=== Prompt ===
In the entries, find all lines that hold the word "time" and copy them.

++++ Data extracts

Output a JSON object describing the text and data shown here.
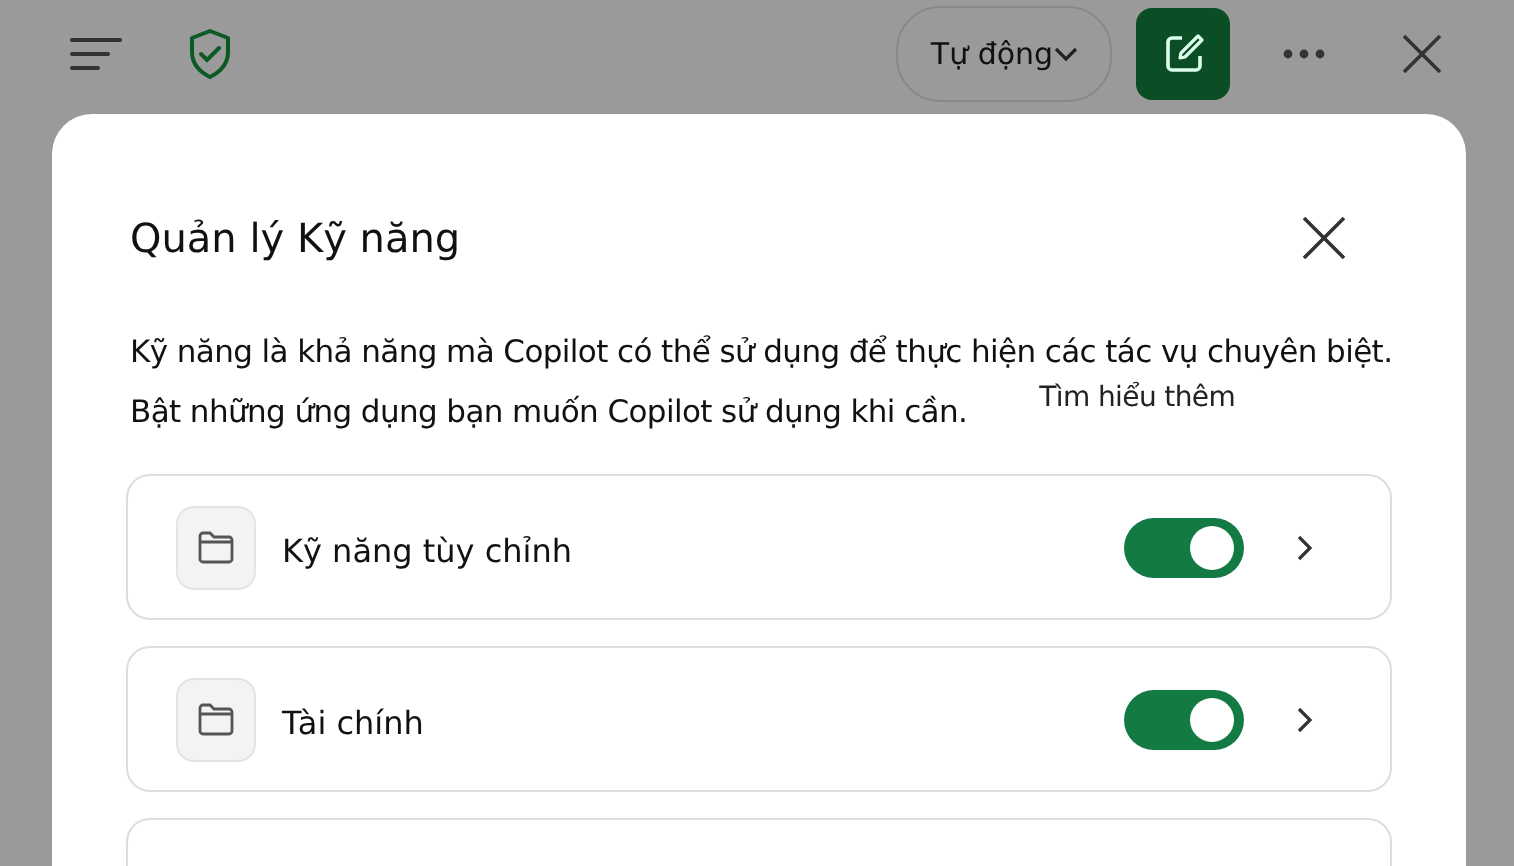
{
  "top_bar": {
    "mode_dropdown": "Tự động"
  },
  "dialog": {
    "title": "Quản lý Kỹ năng",
    "description": [
      "Kỹ năng là khả năng mà Copilot có thể sử dụng để thực hiện các tác vụ chuyên biệt.",
      "Bật những ứng dụng bạn muốn Copilot sử dụng khi cần."
    ],
    "learn_more": "Tìm hiểu thêm",
    "skills": [
      {
        "name": "Kỹ năng tùy chỉnh",
        "on": true
      },
      {
        "name": "Tài chính",
        "on": true
      }
    ]
  }
}
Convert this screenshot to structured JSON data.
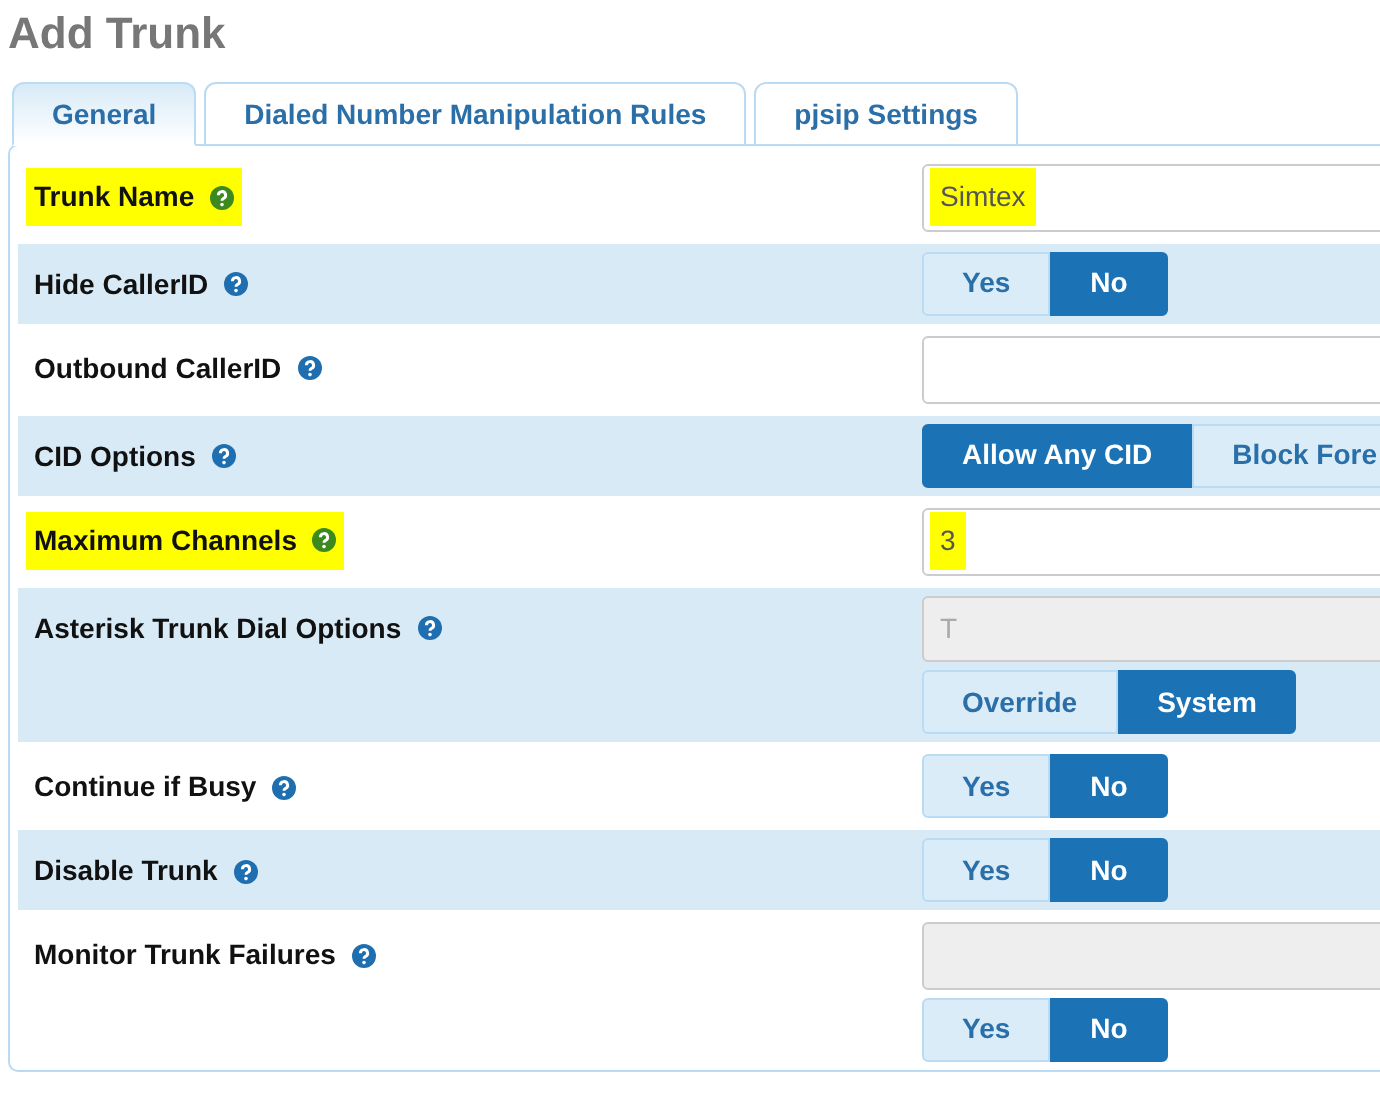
{
  "title": "Add Trunk",
  "tabs": [
    {
      "label": "General",
      "selected": true
    },
    {
      "label": "Dialed Number Manipulation Rules",
      "selected": false
    },
    {
      "label": "pjsip Settings",
      "selected": false
    }
  ],
  "rows": [
    {
      "label": "Trunk Name",
      "highlighted": true,
      "controls": [
        {
          "kind": "input",
          "value": "Simtex",
          "highlighted": true,
          "disabled": false
        }
      ]
    },
    {
      "label": "Hide CallerID",
      "highlighted": false,
      "controls": [
        {
          "kind": "toggle",
          "options": [
            {
              "label": "Yes",
              "selected": false
            },
            {
              "label": "No",
              "selected": true
            }
          ]
        }
      ]
    },
    {
      "label": "Outbound CallerID",
      "highlighted": false,
      "controls": [
        {
          "kind": "input",
          "disabled": false
        }
      ]
    },
    {
      "label": "CID Options",
      "highlighted": false,
      "controls": [
        {
          "kind": "toggle",
          "options": [
            {
              "label": "Allow Any CID",
              "selected": true
            },
            {
              "label": "Block Fore",
              "selected": false
            }
          ]
        }
      ]
    },
    {
      "label": "Maximum Channels",
      "highlighted": true,
      "controls": [
        {
          "kind": "input",
          "value": "3",
          "highlighted": true,
          "disabled": false
        }
      ]
    },
    {
      "label": "Asterisk Trunk Dial Options",
      "highlighted": false,
      "controls": [
        {
          "kind": "input",
          "placeholder": "T",
          "disabled": true
        },
        {
          "kind": "toggle",
          "options": [
            {
              "label": "Override",
              "selected": false
            },
            {
              "label": "System",
              "selected": true
            }
          ]
        }
      ]
    },
    {
      "label": "Continue if Busy",
      "highlighted": false,
      "controls": [
        {
          "kind": "toggle",
          "options": [
            {
              "label": "Yes",
              "selected": false
            },
            {
              "label": "No",
              "selected": true
            }
          ]
        }
      ]
    },
    {
      "label": "Disable Trunk",
      "highlighted": false,
      "controls": [
        {
          "kind": "toggle",
          "options": [
            {
              "label": "Yes",
              "selected": false
            },
            {
              "label": "No",
              "selected": true
            }
          ]
        }
      ]
    },
    {
      "label": "Monitor Trunk Failures",
      "highlighted": false,
      "controls": [
        {
          "kind": "input",
          "disabled": true
        },
        {
          "kind": "toggle",
          "options": [
            {
              "label": "Yes",
              "selected": false
            },
            {
              "label": "No",
              "selected": true
            }
          ]
        }
      ]
    }
  ]
}
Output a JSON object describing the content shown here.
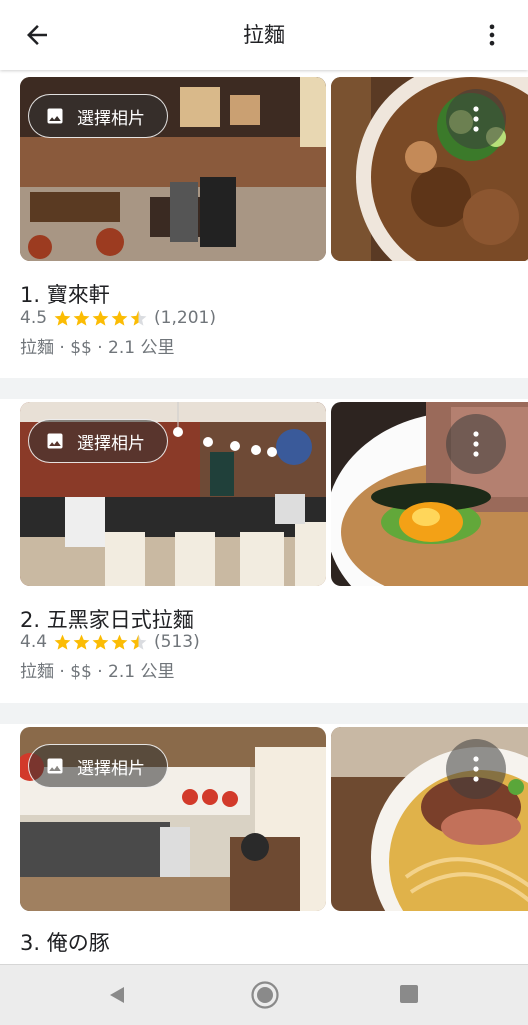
{
  "appbar": {
    "title": "拉麵",
    "back_icon": "arrow-left-icon",
    "more_icon": "more-vert-icon"
  },
  "photo_button_label": "選擇相片",
  "results": [
    {
      "name": "1. 寶來軒",
      "rating": "4.5",
      "stars": 4.5,
      "review_count": "(1,201)",
      "meta": "拉麵 · $$ · 2.1 公里"
    },
    {
      "name": "2. 五黑家日式拉麵",
      "rating": "4.4",
      "stars": 4.5,
      "review_count": "(513)",
      "meta": "拉麵 · $$ · 2.1 公里"
    },
    {
      "name": "3. 俺の豚"
    }
  ],
  "colors": {
    "star": "#fbbc04",
    "secondary_text": "#70757a",
    "divider": "#f1f3f4"
  }
}
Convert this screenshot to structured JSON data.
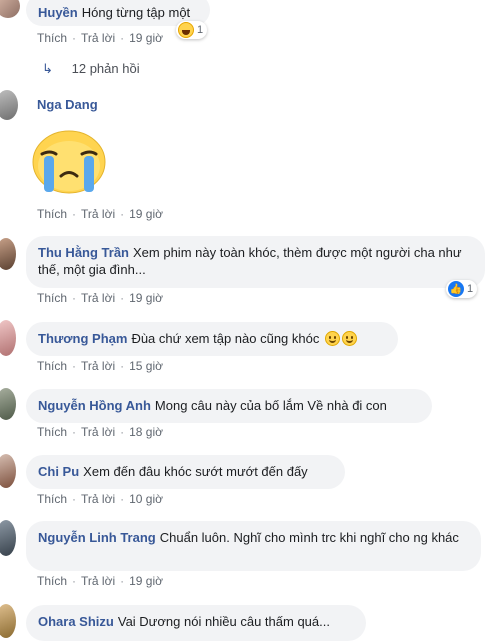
{
  "actions": {
    "like": "Thích",
    "reply": "Trả lời",
    "dot": "·"
  },
  "replies_link": "12 phản hồi",
  "comments": [
    {
      "author": "Huyền",
      "text": "Hóng từng tập một",
      "time": "19 giờ",
      "reaction_count": "1"
    },
    {
      "author": "Nga Dang",
      "text": "",
      "time": "19 giờ",
      "sticker": "crying-sticker"
    },
    {
      "author": "Thu Hằng Trần",
      "text": "Xem phim này toàn khóc, thèm được một người cha như thế, một gia đình...",
      "time": "19 giờ",
      "reaction_count": "1"
    },
    {
      "author": "Thương Phạm",
      "text": "Đùa chứ xem tập nào cũng khóc",
      "time": "15 giờ"
    },
    {
      "author": "Nguyễn Hồng Anh",
      "text": "Mong câu này của bố lắm Về nhà đi con",
      "time": "18 giờ"
    },
    {
      "author": "Chi Pu",
      "text": "Xem đến đâu khóc sướt mướt đến đấy",
      "time": "10 giờ"
    },
    {
      "author": "Nguyễn Linh Trang",
      "text": "Chuẩn luôn. Nghĩ cho mình trc khi nghĩ cho ng khác",
      "time": "19 giờ"
    },
    {
      "author": "Ohara Shizu",
      "text": "Vai Dương nói nhiều câu thấm quá...",
      "time": ""
    }
  ],
  "colors": {
    "author": "#385898",
    "bubble": "#f2f3f5",
    "meta": "#606770",
    "like_badge": "#1877f2"
  }
}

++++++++

=== Exercise response ===
      "time": "19 giờ",
      "time": "19 giờ",
      "time": "19 giờ",
      "time": "15 giờ"
      "time": "18 giờ"
      "time": "10 giờ"
      "time": "19 giờ"
      "time": ""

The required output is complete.